This would have been a wonderful sentiment had it been backed in the series in any way. This Tweet essentially capitalizes on the unspecified nature of Hermione’s complexion to claim more diversity in her series that was not explicitly there before. This Tweet was especially in poor taste due to the casting of Emma Watson, a white actress, to play Hermione in the film adaptations of the series. Rowling had a large say in the casting decisions for the films and had she truly wanted Hermione to be a person of color she would have spoken to the casting director. Furthermore, indirect references are made to Hermione’s pale skin in the books, and no attempt is made to provide any Black representation in her physical appearance. This Tweet demonstrates much the same thing as her 2007 Dumbledore reveal: Rowling’s concern is not the actual presence of diverse characters, but rather the “points” she receives for showing interest in diversity. She showed little regard for the Black children that would have loved to see themselves reflected in the characters that so resonated with a generation.

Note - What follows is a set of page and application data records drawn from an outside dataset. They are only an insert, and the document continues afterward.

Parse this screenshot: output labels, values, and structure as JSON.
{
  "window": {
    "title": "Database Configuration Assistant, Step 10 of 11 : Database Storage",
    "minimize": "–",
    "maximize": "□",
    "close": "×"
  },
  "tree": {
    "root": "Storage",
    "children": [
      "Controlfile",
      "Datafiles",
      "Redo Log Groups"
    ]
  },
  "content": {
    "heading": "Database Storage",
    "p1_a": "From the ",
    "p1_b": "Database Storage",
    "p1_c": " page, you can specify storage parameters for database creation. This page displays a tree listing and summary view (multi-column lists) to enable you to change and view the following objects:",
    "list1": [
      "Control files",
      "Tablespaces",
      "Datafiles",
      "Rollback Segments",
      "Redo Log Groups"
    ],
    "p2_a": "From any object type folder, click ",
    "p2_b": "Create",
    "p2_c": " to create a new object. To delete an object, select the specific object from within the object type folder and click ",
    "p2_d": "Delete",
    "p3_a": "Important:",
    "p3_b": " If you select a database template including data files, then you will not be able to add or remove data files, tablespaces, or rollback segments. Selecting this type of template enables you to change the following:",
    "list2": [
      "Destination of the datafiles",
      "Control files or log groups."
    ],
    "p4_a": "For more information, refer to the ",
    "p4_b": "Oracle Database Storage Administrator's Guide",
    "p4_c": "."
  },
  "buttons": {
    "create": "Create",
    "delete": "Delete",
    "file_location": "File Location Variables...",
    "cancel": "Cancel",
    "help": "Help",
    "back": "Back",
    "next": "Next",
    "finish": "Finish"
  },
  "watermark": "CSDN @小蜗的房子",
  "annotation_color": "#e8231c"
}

Rowling released yet another large detail in 2015, this time revealing that Professor Lupin, a werewolf and mentor to Harry Potter, is a metaphor for people with stigmatized diseases like HIV/AIDS. Unlike previous Tweets, this was a response to a fan theory. Rowling took to Twitter to claim that she had already confirmed this theory in a prior interview, saying “I was asked whether Lupin’s treatment by others could be seen as a metaphor for (then) stigmatized conditions. I agreed that it could.” While Rowling is not necessarily in the wrong for laying claim to a fan theory, there is still a level of insensitivity here. Rowling’s use of werewolf-ism as a metaphor for HIV/AIDS reveals a lack of education on the disease itself and the history behind it.

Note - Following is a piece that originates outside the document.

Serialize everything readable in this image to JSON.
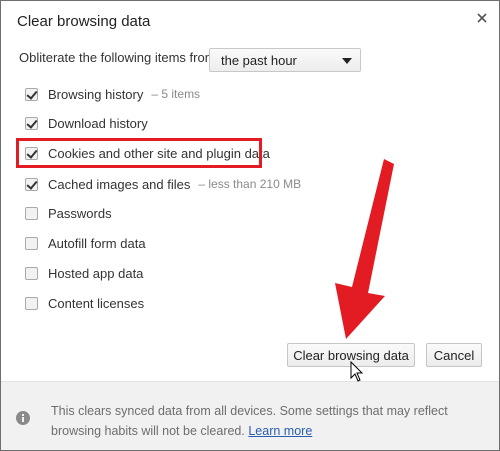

As Lupin opens up about his werewolf status to Harry in the fifth book of the series, he expresses his occasional desire to hurt and infect other people while in his werewolf state. If the metaphor of Lupin as an AIDS patient is assumed, it insinuates that Rowling views HIV/AIDS patients as helpless victims not only of illness but of some sort of desire to infect others. Reading or listening to personal accounts from HIV/AIDS victims will tell you that this is nowhere near the truth, and quite cruel to imply. This Tweet reveals yet another example of Rowling failing to understand the concept of thoughtful representation in her literature and instead using marginalized groups such as HIV/AIDS patients as buzzwords to enhance her image of “wokeness.”
So, how do these rewrites foreshadow Rowling’s 3,600-word essay on the trans community? They demonstrate that Rowling is unwilling to take back her statements about the trans community because she does not understand the concept of going back on her views. This stubbornness has led her to resort to claiming that her books were always full of diverse representation when they simply are not in order to save herself from criticism. Upon receiving criticism for her insensitive remarks about trans inclusive language, she was unable to handle the holes that her fans had begun poking in her diversity rewrites. So, she jumped to defend herself, backpedaling on years of Twitter rewrites meant to make her look like a champion of diversity in the process. Rowling’s 3,600-word essay looks very different from these Twitter rewrites upon first glance. However, they are similar in that they are all desperate attempts at maintaining hero status at the expense of a marginalized community.